The first instruction in paleontology which most students receive is in elementary historical geology. The exception to this rule is afforded by those alert young men who become interested in the fossils of their home region and learn about them from State and government reports without first having received preliminary instruction. Some of our most eminent paleontologists had their interest aroused in this way and are true products of their environment. J. M. Clarke, Charles Schuchert, Edward O. Ulrich, and Charles D. Walcott are examples.

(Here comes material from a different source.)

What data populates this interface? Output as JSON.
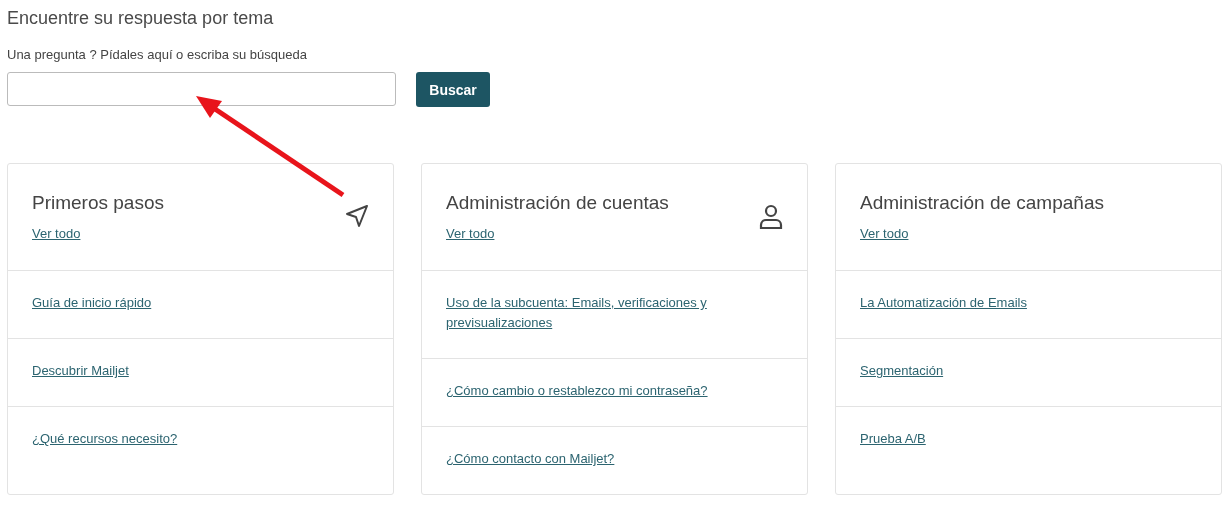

Notwithstanding these notable exceptions, most persons who obtain a preliminary knowledge of paleontology acquire it in a first course in historical geology, and it is on the teaching of this subject that I am to speak.
There are few courses in the teaching of which the instructor is so severely handicapped as in the one under discussion, and the most serious obstacle lies in the . . .